It turns out there is a comics theme this year. There is a family tradition of wrapping some presents in coloured comics.

In the past I have said I wouldn't mind having newspaper comics collected and put in a package. I'm doing that for myself this year. I cut out pages of unread black and white newspaper comics into four sections to make something like a little book. Later I switched to making pages consisting of only two individual comics. It's eccentric but harmless, and makes me happy. This seems like something I would have liked as a kid.

Would I recommend this to others? If you have someone who likes newspaper comics but hasn't read them and is willing to accept the unusual presentation, then this could work. It's free, novel and requires some work, which someone might appreciate. Ten weekdays will provide material for a 100-page "book". Would you bind it somehow? I plan not to.

This is growing on me. It could be good specifically for that person who just doesn't want you to spend money on them for more junk, more stuff that has to be stored. Note that this is disposable. I'm putting it in a nice little Christmas cardboard box with no additional packaging.

farmer, boat, fox, chicken and corn riddle

This could be made on hand-drawn cutouts on something paperish.

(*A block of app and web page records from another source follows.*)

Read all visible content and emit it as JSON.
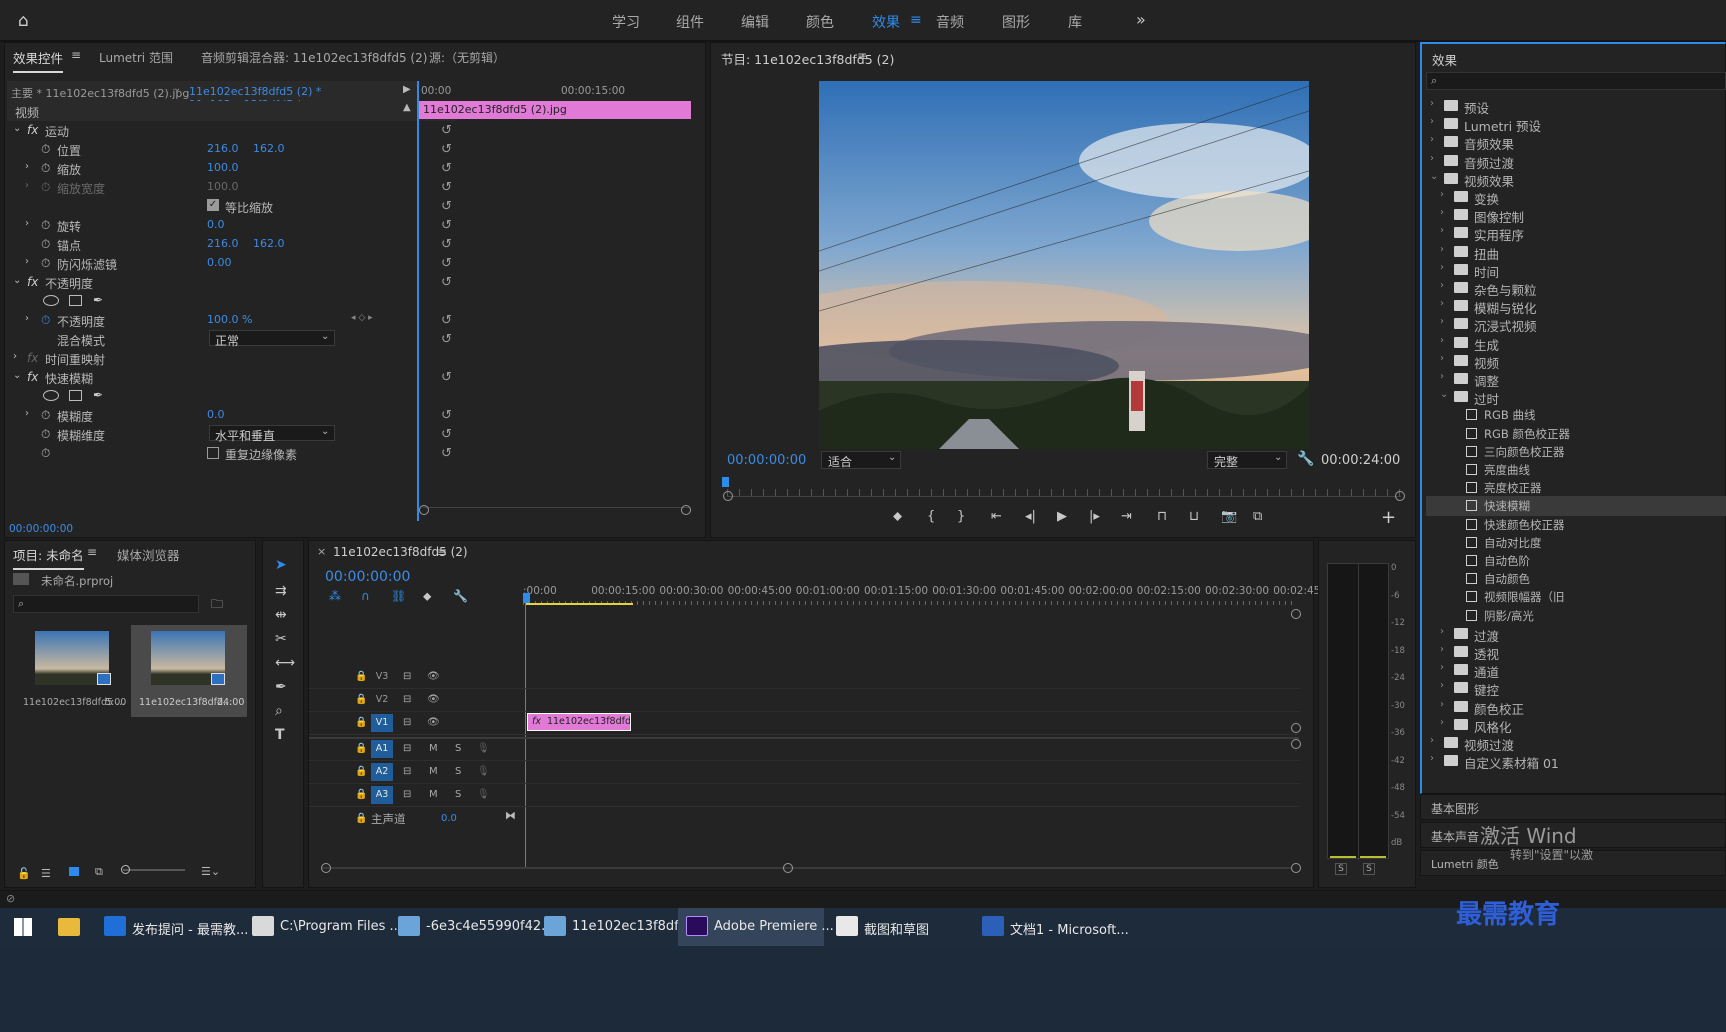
{
  "workspaces": [
    "学习",
    "组件",
    "编辑",
    "颜色",
    "效果",
    "音频",
    "图形",
    "库"
  ],
  "active_workspace": "效果",
  "effect_controls": {
    "tabs": [
      "效果控件",
      "Lumetri 范围",
      "音频剪辑混合器: 11e102ec13f8dfd5 (2)",
      "源:（无剪辑）"
    ],
    "master_label": "主要 * 11e102ec13f8dfd5 (2).jpg",
    "sequence_label": "11e102ec13f8dfd5 (2) * 11e102ec13f8dfd5 (...",
    "ruler_start": "00:00",
    "ruler_mid": "00:00:15:00",
    "clip_name": "11e102ec13f8dfd5 (2).jpg",
    "section_video": "视频",
    "fx_motion": "运动",
    "position_label": "位置",
    "position_x": "216.0",
    "position_y": "162.0",
    "scale_label": "缩放",
    "scale_val": "100.0",
    "scale_width_label": "缩放宽度",
    "scale_width_val": "100.0",
    "uniform_label": "等比缩放",
    "rotation_label": "旋转",
    "rotation_val": "0.0",
    "anchor_label": "锚点",
    "anchor_x": "216.0",
    "anchor_y": "162.0",
    "flicker_label": "防闪烁滤镜",
    "flicker_val": "0.00",
    "fx_opacity": "不透明度",
    "opacity_label": "不透明度",
    "opacity_val": "100.0 %",
    "blend_label": "混合模式",
    "blend_val": "正常",
    "time_remap": "时间重映射",
    "fx_blur": "快速模糊",
    "blur_label": "模糊度",
    "blur_val": "0.0",
    "blur_dim_label": "模糊维度",
    "blur_dim_val": "水平和垂直",
    "repeat_label": "重复边缘像素",
    "timecode": "00:00:00:00"
  },
  "program": {
    "title": "节目: 11e102ec13f8dfd5 (2)",
    "timecode": "00:00:00:00",
    "fit": "适合",
    "quality": "完整",
    "duration": "00:00:24:00"
  },
  "effects_panel": {
    "title": "效果",
    "items": [
      {
        "t": "预设",
        "lv": 0,
        "ic": "folder"
      },
      {
        "t": "Lumetri 预设",
        "lv": 0,
        "ic": "folder"
      },
      {
        "t": "音频效果",
        "lv": 0,
        "ic": "folder"
      },
      {
        "t": "音频过渡",
        "lv": 0,
        "ic": "folder"
      },
      {
        "t": "视频效果",
        "lv": 0,
        "ic": "folder",
        "open": true
      },
      {
        "t": "变换",
        "lv": 1,
        "ic": "folder"
      },
      {
        "t": "图像控制",
        "lv": 1,
        "ic": "folder"
      },
      {
        "t": "实用程序",
        "lv": 1,
        "ic": "folder"
      },
      {
        "t": "扭曲",
        "lv": 1,
        "ic": "folder"
      },
      {
        "t": "时间",
        "lv": 1,
        "ic": "folder"
      },
      {
        "t": "杂色与颗粒",
        "lv": 1,
        "ic": "folder"
      },
      {
        "t": "模糊与锐化",
        "lv": 1,
        "ic": "folder"
      },
      {
        "t": "沉浸式视频",
        "lv": 1,
        "ic": "folder"
      },
      {
        "t": "生成",
        "lv": 1,
        "ic": "folder"
      },
      {
        "t": "视频",
        "lv": 1,
        "ic": "folder"
      },
      {
        "t": "调整",
        "lv": 1,
        "ic": "folder"
      },
      {
        "t": "过时",
        "lv": 1,
        "ic": "folder",
        "open": true
      },
      {
        "t": "RGB 曲线",
        "lv": 2,
        "ic": "fx"
      },
      {
        "t": "RGB 颜色校正器",
        "lv": 2,
        "ic": "fx"
      },
      {
        "t": "三向颜色校正器",
        "lv": 2,
        "ic": "fx"
      },
      {
        "t": "亮度曲线",
        "lv": 2,
        "ic": "fx"
      },
      {
        "t": "亮度校正器",
        "lv": 2,
        "ic": "fx"
      },
      {
        "t": "快速模糊",
        "lv": 2,
        "ic": "fx",
        "sel": true
      },
      {
        "t": "快速颜色校正器",
        "lv": 2,
        "ic": "fx"
      },
      {
        "t": "自动对比度",
        "lv": 2,
        "ic": "fx"
      },
      {
        "t": "自动色阶",
        "lv": 2,
        "ic": "fx"
      },
      {
        "t": "自动颜色",
        "lv": 2,
        "ic": "fx"
      },
      {
        "t": "视频限幅器（旧",
        "lv": 2,
        "ic": "fx"
      },
      {
        "t": "阴影/高光",
        "lv": 2,
        "ic": "fx"
      },
      {
        "t": "过渡",
        "lv": 1,
        "ic": "folder"
      },
      {
        "t": "透视",
        "lv": 1,
        "ic": "folder"
      },
      {
        "t": "通道",
        "lv": 1,
        "ic": "folder"
      },
      {
        "t": "键控",
        "lv": 1,
        "ic": "folder"
      },
      {
        "t": "颜色校正",
        "lv": 1,
        "ic": "folder"
      },
      {
        "t": "风格化",
        "lv": 1,
        "ic": "folder"
      },
      {
        "t": "视频过渡",
        "lv": 0,
        "ic": "folder"
      },
      {
        "t": "自定义素材箱 01",
        "lv": 0,
        "ic": "folder"
      }
    ],
    "bottom": [
      "基本图形",
      "基本声音",
      "Lumetri 颜色"
    ],
    "watermark": "激活 Wind",
    "watermark2": "转到\"设置\"以激"
  },
  "project": {
    "tabs": [
      "项目: 未命名",
      "媒体浏览器"
    ],
    "file": "未命名.prproj",
    "thumbs": [
      {
        "name": "11e102ec13f8dfd5 ...",
        "dur": "5:00"
      },
      {
        "name": "11e102ec13f8dfd...",
        "dur": "24:00"
      }
    ]
  },
  "timeline": {
    "title": "11e102ec13f8dfd5 (2)",
    "timecode": "00:00:00:00",
    "ruler": [
      ":00:00",
      "00:00:15:00",
      "00:00:30:00",
      "00:00:45:00",
      "00:01:00:00",
      "00:01:15:00",
      "00:01:30:00",
      "00:01:45:00",
      "00:02:00:00",
      "00:02:15:00",
      "00:02:30:00",
      "00:02:45:"
    ],
    "tracks": [
      "V3",
      "V2",
      "V1",
      "A1",
      "A2",
      "A3"
    ],
    "master": "主声道",
    "master_val": "0.0",
    "clip": "11e102ec13f8dfd5 ("
  },
  "meter": {
    "ticks": [
      "0",
      "-6",
      "-12",
      "-18",
      "-24",
      "-30",
      "-36",
      "-42",
      "-48",
      "-54",
      "dB"
    ],
    "solo": "S"
  },
  "taskbar": [
    {
      "t": "发布提问 - 最需教...",
      "c": "#1f6fd6"
    },
    {
      "t": "C:\\Program Files ...",
      "c": "#d9d9d9"
    },
    {
      "t": "-6e3c4e55990f42...",
      "c": "#6aa4d9"
    },
    {
      "t": "11e102ec13f8dfd...",
      "c": "#6aa4d9"
    },
    {
      "t": "Adobe Premiere ...",
      "c": "#2a0a5a"
    },
    {
      "t": "截图和草图",
      "c": "#e8e8e8"
    },
    {
      "t": "文档1 - Microsoft...",
      "c": "#2b5fb8"
    }
  ],
  "brand": "最需教育"
}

Con: This is a single-use riddle that might not be used once. You do a bunch of work, and people just look at you funny.

Pro: People won't be buried in their devices. It is a cute riddle, and in theory multiple people could try it. You could make it with little Sally, to be given to Mark. Even if Mark has no use for it, it's a nice project for Sally.


It has become tradition for me to put a group of four of these Tunnock's bars from Scotland under the tree. Wrap the group in a red ribbon and don't put a label on it. These sweets are nice, but it's the look that makes it extra appropriate for Christmas.

It occurred to me that I could give a book on black holes ( here if you are curious) as a gift. It would be nice to wrap in mysterious pure black, with no label, no information. I really want to do this.

However, I don't know who to give it to, who would have a use for it. Also it would have to be age appropriate.

Language and Culture


Is gift a verb? Is present a verb?


Arg. I missed something:

"If I could go back in time I would set aside a day or two to look into the beginning of civilization in Mesopotamia, the epic of Gilgamesh, watch the video regarding The Royal Game of Ur, and play the game online. Apparently there is even Sumerian music out there."

Music, film, television


5 Subtle Ways Pros Can Tell if a Drummer's "Legit"


How Kubrick, Spielberg, and Inarritu Stage their Scenes

Staging and blocking.